__Aim of the task__. Gather every line from the entries below that includes "Calendar".

__Given entries__.

--- START ---

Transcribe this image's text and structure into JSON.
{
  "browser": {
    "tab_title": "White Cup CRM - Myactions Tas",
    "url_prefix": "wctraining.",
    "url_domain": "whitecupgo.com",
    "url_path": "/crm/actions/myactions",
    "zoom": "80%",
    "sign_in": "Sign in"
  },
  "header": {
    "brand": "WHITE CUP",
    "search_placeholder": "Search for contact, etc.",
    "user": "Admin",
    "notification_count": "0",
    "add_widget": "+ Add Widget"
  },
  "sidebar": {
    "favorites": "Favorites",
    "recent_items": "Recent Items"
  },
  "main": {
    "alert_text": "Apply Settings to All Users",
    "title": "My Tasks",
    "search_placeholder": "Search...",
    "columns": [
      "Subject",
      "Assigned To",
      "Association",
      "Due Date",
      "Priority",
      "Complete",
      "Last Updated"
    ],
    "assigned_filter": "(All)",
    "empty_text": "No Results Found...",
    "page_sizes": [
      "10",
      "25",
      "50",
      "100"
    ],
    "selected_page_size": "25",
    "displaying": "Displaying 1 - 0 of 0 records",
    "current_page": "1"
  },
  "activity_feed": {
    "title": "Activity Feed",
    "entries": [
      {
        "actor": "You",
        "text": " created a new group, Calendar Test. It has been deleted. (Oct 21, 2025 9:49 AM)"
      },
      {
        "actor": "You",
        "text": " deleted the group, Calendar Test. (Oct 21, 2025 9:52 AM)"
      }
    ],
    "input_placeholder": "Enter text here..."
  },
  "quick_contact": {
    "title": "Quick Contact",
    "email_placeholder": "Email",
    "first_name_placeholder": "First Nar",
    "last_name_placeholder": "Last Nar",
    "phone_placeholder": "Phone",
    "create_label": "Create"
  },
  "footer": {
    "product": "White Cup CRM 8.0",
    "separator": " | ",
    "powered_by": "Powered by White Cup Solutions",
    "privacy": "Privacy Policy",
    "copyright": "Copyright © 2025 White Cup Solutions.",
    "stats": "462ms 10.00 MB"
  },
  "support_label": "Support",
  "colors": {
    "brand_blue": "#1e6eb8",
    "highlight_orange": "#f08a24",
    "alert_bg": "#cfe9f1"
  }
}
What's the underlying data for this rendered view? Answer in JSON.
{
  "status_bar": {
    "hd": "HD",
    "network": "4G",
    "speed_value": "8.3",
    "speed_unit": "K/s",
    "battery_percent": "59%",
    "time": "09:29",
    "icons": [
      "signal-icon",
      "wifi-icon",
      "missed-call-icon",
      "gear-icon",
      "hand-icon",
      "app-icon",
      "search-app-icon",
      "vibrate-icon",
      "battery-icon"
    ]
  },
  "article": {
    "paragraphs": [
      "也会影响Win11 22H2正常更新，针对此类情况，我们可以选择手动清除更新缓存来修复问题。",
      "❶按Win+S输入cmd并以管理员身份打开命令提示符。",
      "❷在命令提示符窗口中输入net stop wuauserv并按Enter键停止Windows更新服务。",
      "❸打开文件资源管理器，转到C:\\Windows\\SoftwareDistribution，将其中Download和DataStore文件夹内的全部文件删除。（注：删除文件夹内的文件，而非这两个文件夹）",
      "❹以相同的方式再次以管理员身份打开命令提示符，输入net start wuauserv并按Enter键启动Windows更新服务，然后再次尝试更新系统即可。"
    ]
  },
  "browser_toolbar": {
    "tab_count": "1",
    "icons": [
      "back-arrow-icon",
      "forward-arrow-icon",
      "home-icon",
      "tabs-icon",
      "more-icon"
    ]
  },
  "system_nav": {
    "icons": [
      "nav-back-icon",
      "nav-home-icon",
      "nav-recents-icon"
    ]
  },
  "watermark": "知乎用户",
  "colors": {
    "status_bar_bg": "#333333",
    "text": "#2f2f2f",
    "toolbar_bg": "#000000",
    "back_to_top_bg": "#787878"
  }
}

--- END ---

__Final answer__.
        "text": " created a new group, Calendar Test. It has been deleted. (Oct 21, 2025 9:49 AM)"
        "text": " deleted the group, Calendar Test. (Oct 21, 2025 9:52 AM)"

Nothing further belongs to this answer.